Top of RECORDS SUPPLIED
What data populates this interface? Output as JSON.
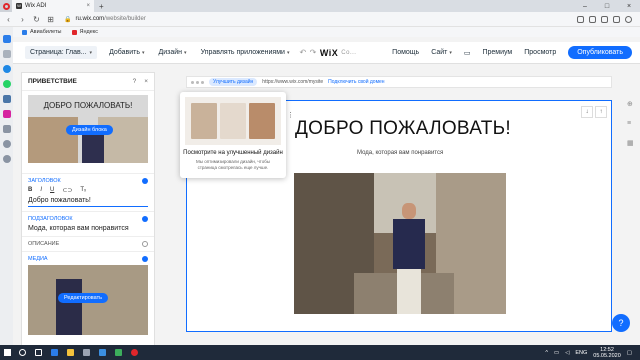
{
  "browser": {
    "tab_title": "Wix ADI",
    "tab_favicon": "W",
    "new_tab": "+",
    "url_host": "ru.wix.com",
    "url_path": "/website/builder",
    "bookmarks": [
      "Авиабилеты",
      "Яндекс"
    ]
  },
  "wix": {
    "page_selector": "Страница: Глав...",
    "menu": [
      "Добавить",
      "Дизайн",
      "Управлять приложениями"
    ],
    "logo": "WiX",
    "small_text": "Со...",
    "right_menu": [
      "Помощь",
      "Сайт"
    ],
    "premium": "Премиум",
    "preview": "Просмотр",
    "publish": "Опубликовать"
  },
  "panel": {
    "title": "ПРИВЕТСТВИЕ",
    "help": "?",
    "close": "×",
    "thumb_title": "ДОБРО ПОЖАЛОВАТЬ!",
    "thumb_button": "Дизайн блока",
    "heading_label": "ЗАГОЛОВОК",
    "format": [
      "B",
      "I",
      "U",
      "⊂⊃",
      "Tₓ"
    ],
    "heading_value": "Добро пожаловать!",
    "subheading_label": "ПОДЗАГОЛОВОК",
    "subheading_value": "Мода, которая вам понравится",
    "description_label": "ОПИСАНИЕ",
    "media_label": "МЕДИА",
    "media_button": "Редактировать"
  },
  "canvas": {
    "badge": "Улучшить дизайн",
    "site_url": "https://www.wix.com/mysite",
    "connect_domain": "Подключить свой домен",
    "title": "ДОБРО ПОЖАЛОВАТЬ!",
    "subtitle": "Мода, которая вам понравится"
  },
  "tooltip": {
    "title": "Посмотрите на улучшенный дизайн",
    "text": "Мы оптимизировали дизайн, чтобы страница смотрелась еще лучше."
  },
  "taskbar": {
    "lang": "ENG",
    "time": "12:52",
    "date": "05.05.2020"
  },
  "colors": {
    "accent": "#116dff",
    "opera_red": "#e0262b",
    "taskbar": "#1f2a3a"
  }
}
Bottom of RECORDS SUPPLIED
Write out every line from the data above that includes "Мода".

    "subheading_value": "Мода, которая вам понравится",
    "subtitle": "Мода, которая вам понравится"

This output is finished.